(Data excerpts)
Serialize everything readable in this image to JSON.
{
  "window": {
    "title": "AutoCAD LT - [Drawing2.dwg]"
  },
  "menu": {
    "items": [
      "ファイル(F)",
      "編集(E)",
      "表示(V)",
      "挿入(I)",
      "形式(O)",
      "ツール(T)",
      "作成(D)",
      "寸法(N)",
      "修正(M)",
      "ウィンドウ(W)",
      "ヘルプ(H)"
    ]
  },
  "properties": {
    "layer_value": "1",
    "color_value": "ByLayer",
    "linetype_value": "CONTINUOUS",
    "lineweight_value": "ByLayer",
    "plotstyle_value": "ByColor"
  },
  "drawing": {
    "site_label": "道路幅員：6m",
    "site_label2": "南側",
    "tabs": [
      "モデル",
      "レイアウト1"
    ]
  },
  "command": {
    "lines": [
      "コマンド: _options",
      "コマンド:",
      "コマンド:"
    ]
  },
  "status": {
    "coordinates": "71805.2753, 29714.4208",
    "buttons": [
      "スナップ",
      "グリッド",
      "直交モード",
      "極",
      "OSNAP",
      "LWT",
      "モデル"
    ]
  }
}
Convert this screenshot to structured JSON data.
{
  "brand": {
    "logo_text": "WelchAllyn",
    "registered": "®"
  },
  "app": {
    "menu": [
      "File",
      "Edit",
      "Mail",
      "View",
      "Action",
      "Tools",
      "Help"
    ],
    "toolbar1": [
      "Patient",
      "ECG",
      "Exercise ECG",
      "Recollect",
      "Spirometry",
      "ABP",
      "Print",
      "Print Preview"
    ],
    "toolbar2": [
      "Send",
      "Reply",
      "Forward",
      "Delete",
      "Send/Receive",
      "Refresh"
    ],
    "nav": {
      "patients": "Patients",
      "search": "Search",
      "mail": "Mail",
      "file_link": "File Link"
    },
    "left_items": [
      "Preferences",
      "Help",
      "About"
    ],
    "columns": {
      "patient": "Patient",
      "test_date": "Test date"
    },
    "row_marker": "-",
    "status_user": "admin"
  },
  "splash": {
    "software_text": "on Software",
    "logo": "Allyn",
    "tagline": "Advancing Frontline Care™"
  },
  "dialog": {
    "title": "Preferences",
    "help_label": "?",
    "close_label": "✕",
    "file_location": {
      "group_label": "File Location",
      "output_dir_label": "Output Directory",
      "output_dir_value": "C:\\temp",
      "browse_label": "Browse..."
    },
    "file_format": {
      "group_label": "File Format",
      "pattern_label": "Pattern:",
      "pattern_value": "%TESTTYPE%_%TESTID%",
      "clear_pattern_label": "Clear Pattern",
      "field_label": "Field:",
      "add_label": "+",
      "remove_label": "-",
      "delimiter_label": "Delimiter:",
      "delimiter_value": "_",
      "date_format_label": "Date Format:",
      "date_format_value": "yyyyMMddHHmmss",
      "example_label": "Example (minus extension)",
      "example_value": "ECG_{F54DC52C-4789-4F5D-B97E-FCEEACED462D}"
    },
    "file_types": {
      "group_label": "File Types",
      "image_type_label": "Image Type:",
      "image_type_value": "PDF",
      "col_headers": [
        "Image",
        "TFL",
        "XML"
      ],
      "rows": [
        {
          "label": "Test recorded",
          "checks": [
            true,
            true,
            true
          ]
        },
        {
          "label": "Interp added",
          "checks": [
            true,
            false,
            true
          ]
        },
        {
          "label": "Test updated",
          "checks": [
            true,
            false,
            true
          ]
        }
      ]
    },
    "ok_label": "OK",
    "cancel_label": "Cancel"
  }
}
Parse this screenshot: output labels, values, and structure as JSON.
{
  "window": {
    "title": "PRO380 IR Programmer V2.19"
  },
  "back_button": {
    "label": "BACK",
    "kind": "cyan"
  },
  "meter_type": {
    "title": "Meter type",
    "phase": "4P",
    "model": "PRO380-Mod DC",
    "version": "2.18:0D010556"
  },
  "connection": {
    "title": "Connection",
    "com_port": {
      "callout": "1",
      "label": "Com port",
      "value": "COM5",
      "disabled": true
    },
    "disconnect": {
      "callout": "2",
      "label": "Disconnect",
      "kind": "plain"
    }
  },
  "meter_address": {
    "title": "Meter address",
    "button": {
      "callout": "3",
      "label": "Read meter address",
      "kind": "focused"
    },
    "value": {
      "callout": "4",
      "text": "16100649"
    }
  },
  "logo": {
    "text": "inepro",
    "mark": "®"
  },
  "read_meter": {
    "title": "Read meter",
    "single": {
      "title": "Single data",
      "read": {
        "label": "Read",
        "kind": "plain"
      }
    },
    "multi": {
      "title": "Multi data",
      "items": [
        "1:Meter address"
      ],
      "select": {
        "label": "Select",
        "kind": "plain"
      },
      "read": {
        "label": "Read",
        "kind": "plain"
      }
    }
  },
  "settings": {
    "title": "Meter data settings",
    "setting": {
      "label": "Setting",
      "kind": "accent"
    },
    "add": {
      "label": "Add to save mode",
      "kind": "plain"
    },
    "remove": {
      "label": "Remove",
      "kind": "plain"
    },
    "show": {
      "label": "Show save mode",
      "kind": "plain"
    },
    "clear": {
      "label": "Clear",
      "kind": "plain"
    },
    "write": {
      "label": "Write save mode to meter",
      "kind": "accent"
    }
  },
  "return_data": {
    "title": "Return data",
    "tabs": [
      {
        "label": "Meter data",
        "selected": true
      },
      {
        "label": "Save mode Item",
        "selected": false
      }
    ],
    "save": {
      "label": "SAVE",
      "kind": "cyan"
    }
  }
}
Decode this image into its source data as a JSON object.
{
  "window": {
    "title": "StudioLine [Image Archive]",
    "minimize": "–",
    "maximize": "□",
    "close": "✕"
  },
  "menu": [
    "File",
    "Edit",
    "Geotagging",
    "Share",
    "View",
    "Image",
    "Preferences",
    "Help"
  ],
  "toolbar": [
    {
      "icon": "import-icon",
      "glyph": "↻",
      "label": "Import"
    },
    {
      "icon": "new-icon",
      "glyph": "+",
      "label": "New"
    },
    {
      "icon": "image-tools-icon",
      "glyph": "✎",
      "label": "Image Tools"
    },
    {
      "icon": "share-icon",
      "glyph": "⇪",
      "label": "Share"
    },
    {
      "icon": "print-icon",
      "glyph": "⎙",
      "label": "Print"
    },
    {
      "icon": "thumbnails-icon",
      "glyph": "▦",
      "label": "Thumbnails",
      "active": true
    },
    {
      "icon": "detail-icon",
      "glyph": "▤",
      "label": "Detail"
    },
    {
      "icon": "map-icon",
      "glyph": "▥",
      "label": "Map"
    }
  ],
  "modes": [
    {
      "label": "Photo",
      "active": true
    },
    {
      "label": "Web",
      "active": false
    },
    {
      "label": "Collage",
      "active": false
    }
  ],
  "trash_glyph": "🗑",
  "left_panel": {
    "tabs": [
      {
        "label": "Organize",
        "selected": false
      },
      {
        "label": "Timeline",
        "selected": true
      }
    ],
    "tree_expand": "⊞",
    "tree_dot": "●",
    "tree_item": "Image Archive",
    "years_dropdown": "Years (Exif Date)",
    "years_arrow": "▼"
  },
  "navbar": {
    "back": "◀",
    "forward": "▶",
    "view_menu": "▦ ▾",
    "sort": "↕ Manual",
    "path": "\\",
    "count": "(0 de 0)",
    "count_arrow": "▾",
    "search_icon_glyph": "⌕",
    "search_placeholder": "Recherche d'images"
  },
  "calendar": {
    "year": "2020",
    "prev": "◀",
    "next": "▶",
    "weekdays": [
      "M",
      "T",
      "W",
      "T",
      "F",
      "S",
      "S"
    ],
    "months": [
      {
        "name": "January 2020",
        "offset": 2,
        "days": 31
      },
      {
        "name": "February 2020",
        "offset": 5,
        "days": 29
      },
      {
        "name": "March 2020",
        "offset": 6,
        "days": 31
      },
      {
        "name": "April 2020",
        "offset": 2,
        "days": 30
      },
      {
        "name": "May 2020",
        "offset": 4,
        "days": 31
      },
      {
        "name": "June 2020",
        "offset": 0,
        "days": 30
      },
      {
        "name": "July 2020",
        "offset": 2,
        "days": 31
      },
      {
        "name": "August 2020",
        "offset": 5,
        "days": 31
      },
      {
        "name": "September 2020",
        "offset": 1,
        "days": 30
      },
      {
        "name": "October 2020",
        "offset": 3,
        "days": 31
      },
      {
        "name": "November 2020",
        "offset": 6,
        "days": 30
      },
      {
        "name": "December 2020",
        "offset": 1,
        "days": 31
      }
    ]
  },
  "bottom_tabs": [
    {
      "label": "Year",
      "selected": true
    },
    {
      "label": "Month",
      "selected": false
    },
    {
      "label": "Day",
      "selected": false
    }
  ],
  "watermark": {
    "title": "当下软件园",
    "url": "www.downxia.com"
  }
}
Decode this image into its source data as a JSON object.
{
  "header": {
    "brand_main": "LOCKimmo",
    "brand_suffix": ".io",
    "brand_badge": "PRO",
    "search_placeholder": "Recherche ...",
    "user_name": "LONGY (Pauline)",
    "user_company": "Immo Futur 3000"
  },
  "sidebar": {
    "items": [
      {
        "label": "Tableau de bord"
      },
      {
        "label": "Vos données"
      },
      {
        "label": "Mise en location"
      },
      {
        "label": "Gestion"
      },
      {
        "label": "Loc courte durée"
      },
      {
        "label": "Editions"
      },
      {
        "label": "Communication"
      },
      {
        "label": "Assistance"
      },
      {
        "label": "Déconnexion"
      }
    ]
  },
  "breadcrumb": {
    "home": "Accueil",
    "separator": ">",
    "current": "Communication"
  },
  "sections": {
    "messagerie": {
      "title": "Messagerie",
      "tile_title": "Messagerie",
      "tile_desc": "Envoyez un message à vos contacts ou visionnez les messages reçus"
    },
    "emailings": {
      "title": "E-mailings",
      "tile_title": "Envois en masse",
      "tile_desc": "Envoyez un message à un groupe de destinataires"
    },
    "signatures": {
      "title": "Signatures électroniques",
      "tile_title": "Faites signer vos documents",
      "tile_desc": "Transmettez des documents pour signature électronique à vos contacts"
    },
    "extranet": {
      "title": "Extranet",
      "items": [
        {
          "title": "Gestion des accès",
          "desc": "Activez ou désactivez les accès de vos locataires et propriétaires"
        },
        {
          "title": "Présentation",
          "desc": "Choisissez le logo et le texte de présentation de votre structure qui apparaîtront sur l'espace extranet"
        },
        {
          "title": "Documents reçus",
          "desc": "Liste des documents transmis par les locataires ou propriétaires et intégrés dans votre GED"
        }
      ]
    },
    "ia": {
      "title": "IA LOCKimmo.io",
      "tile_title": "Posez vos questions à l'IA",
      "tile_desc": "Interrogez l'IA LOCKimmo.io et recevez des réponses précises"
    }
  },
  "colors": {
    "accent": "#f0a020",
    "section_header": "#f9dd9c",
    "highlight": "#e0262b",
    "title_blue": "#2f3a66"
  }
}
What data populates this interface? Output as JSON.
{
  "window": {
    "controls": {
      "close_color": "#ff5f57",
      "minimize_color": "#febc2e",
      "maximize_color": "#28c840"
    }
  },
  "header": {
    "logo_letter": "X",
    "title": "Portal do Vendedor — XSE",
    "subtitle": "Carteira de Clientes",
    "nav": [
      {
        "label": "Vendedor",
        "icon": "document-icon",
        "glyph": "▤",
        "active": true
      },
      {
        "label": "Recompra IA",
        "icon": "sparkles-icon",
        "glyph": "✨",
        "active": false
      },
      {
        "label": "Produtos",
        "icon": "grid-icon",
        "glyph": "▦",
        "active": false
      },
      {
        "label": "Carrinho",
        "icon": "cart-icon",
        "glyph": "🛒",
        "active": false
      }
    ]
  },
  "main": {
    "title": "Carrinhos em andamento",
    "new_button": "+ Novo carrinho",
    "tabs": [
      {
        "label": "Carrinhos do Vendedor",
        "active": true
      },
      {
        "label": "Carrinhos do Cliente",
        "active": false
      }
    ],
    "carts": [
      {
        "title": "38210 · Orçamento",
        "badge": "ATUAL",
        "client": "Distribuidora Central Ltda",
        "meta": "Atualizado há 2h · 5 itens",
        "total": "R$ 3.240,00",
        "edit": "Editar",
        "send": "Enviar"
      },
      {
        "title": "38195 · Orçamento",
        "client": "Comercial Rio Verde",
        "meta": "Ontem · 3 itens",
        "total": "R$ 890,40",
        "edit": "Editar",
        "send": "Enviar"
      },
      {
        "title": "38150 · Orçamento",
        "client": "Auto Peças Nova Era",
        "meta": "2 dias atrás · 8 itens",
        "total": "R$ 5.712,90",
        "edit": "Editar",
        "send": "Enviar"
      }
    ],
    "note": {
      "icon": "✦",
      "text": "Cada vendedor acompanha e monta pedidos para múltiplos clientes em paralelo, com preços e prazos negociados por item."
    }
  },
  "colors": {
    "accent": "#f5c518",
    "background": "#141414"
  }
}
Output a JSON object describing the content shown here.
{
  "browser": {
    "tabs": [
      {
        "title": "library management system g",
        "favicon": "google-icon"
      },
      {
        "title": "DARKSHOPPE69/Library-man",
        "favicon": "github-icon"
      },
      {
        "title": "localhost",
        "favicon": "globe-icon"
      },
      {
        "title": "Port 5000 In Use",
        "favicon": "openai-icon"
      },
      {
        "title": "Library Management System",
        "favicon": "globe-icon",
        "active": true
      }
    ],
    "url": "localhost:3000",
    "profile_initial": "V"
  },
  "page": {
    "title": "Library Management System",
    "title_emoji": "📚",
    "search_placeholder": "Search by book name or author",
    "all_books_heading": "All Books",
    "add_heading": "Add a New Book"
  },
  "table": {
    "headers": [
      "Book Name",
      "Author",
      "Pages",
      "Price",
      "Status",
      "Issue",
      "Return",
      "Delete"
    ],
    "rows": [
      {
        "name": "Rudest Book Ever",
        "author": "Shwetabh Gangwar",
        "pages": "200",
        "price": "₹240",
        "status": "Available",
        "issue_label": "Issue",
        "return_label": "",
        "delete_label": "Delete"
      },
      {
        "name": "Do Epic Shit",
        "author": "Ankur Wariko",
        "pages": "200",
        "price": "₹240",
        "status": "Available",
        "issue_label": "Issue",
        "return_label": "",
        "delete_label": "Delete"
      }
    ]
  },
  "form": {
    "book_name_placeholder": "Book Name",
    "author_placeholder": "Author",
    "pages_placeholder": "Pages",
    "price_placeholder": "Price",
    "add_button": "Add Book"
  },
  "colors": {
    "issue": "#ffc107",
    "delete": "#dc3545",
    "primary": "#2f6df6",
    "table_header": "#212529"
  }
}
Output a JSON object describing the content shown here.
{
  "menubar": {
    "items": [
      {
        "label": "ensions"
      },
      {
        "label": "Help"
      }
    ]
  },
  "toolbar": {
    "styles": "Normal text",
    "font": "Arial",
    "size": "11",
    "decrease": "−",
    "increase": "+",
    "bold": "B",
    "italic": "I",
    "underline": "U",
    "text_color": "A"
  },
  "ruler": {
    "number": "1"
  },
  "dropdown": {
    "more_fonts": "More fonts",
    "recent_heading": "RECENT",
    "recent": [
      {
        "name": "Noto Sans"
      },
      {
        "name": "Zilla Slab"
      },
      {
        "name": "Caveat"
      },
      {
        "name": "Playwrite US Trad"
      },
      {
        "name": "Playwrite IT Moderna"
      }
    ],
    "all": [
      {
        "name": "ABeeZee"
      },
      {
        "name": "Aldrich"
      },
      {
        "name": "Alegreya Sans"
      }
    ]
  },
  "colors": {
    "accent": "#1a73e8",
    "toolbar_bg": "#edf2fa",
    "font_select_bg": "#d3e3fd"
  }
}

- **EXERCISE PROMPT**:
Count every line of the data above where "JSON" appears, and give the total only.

- **EXERCISE RESULT**:
8